In conclusion, the Commission’s reflection paper is wholly unrealistic even as a premise for a discussion over the short to medium term future of European security and defence. As such it is yet another doomed-to-fail attempt to re-create the failed 1952-1954 European Defence Community. The likely outcome of this demarche will be some form of hybrid common and collective force which would see European states pooling and sharing far more of their defence effort, and in so doing making them ever more interdependent. On the one hand this would be good, but come a crisis all member-states of the future British-less EU 7 would need to agree to its use. Agile? Responsive? No chance.

There is nothing intrinsically wrong about the EU considering its role in the future defence of Europe. The problem with this paper is that it is has everything to do with the Euro-federalist ambition to replace the nation-state and very little to do with the sound defence of Europe. Indeed, for the Commission’s vision of a European Security and Defence Union to be realised it would need a fully-fledged European government. I wonder who that might be.  Consequently, this latest attempt to lead Europeans to defence ‘independence’ from the Americans would result at best in a contemptible European army, held in particular contempt by those two Old Unreliables American and Britain, and dismissed with disdain by Russia, China and much of the rest of the world.

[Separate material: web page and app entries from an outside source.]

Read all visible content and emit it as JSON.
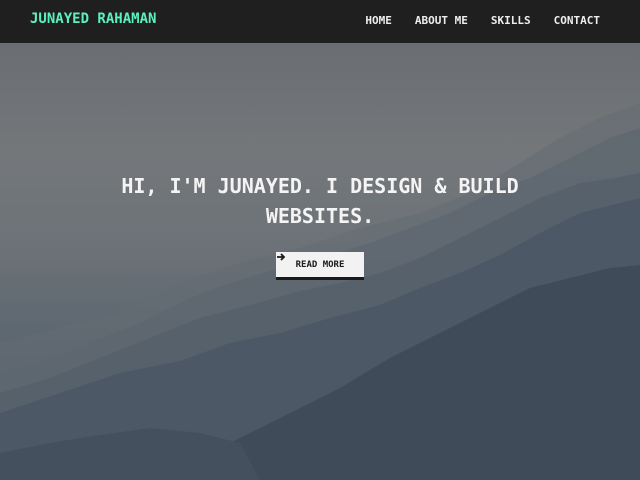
{
  "nav": {
    "brand": "JUNAYED RAHAMAN",
    "links": [
      {
        "label": "HOME"
      },
      {
        "label": "ABOUT ME"
      },
      {
        "label": "SKILLS"
      },
      {
        "label": "CONTACT"
      }
    ]
  },
  "hero": {
    "headline": "HI, I'M JUNAYED. I DESIGN & BUILD WEBSITES.",
    "cta_label": "READ MORE",
    "cta_icon": "arrow-right-icon",
    "background": "misty-mountains"
  },
  "colors": {
    "nav_bg": "#1f1f1f",
    "brand": "#5cf0c0",
    "nav_link": "#eeeeee",
    "headline": "#f4f4f4",
    "cta_bg": "#f2f2f2",
    "cta_text": "#1a1a1a"
  }
}
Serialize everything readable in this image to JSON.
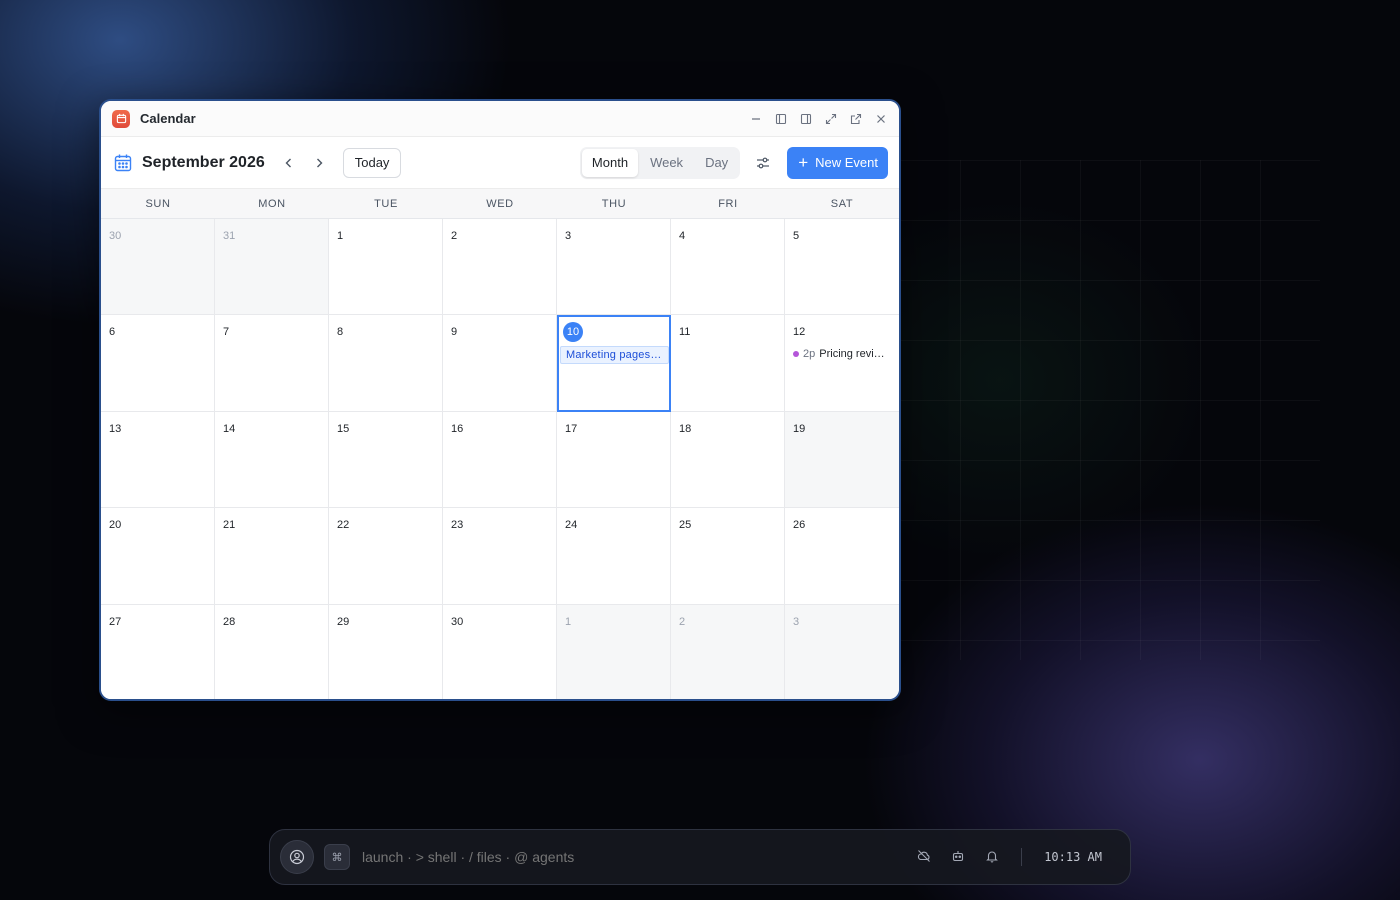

There is a twist to ‘ESDU’. It might actually help strengthen European defence if it goes no further than ‘Security and Defence Co-operation’ or ‘Shared Security and Defence’, especially if by promoting synergies it helps Europeans achieve NATO’s 2%/20% Defence Investment Pledge. However, for that aim to be realised the EU would have to accept that its defence ambition must go no further than becoming the European pillar of the Alliance, and ultimately during crises subordinate to it. Any takers?

The question the paper poses is the right one; how to get Europeans to generate more defence. The answer, sadly and irresponsibly, as is so often the case when the Commission uses defence as a means to a super-state end, completely wrong.

Julian Lindley-French